### WHAT THE EXERCISE ASKS:
Word for word, copy out the records given below.

### MATERIAL FOR THIS TASK:
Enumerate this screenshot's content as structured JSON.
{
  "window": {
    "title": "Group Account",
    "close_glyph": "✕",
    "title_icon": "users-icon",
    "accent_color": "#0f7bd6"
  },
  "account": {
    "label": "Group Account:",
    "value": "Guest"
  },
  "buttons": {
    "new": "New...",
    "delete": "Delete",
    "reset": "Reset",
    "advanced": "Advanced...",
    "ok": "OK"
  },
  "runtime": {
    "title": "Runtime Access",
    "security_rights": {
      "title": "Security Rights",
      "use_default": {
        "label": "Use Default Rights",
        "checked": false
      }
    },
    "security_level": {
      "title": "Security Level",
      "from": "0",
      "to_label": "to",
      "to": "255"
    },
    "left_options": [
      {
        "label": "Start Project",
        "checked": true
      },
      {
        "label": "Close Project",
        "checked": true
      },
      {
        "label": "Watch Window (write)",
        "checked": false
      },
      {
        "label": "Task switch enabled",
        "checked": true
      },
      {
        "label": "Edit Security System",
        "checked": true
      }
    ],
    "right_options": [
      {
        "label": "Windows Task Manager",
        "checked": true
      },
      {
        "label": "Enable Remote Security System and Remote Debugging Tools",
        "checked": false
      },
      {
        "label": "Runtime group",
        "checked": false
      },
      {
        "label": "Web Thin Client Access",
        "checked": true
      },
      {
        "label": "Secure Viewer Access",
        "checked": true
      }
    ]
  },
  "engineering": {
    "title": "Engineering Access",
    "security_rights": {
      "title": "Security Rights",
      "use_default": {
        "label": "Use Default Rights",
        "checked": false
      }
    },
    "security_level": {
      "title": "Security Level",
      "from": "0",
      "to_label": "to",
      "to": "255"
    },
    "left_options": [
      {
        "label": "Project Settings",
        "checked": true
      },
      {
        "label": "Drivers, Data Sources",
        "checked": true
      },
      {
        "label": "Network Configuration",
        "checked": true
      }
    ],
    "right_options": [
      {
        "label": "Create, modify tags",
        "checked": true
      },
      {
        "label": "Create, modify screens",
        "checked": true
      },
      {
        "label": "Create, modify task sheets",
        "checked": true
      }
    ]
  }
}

### ANSWER BOX:
Enumerate this screenshot's content as structured JSON.
{
  "window": {
    "title": "Group Account",
    "close_glyph": "✕",
    "title_icon": "users-icon",
    "accent_color": "#0f7bd6"
  },
  "account": {
    "label": "Group Account:",
    "value": "Guest"
  },
  "buttons": {
    "new": "New...",
    "delete": "Delete",
    "reset": "Reset",
    "advanced": "Advanced...",
    "ok": "OK"
  },
  "runtime": {
    "title": "Runtime Access",
    "security_rights": {
      "title": "Security Rights",
      "use_default": {
        "label": "Use Default Rights",
        "checked": false
      }
    },
    "security_level": {
      "title": "Security Level",
      "from": "0",
      "to_label": "to",
      "to": "255"
    },
    "left_options": [
      {
        "label": "Start Project",
        "checked": true
      },
      {
        "label": "Close Project",
        "checked": true
      },
      {
        "label": "Watch Window (write)",
        "checked": false
      },
      {
        "label": "Task switch enabled",
        "checked": true
      },
      {
        "label": "Edit Security System",
        "checked": true
      }
    ],
    "right_options": [
      {
        "label": "Windows Task Manager",
        "checked": true
      },
      {
        "label": "Enable Remote Security System and Remote Debugging Tools",
        "checked": false
      },
      {
        "label": "Runtime group",
        "checked": false
      },
      {
        "label": "Web Thin Client Access",
        "checked": true
      },
      {
        "label": "Secure Viewer Access",
        "checked": true
      }
    ]
  },
  "engineering": {
    "title": "Engineering Access",
    "security_rights": {
      "title": "Security Rights",
      "use_default": {
        "label": "Use Default Rights",
        "checked": false
      }
    },
    "security_level": {
      "title": "Security Level",
      "from": "0",
      "to_label": "to",
      "to": "255"
    },
    "left_options": [
      {
        "label": "Project Settings",
        "checked": true
      },
      {
        "label": "Drivers, Data Sources",
        "checked": true
      },
      {
        "label": "Network Configuration",
        "checked": true
      }
    ],
    "right_options": [
      {
        "label": "Create, modify tags",
        "checked": true
      },
      {
        "label": "Create, modify screens",
        "checked": true
      },
      {
        "label": "Create, modify task sheets",
        "checked": true
      }
    ]
  }
}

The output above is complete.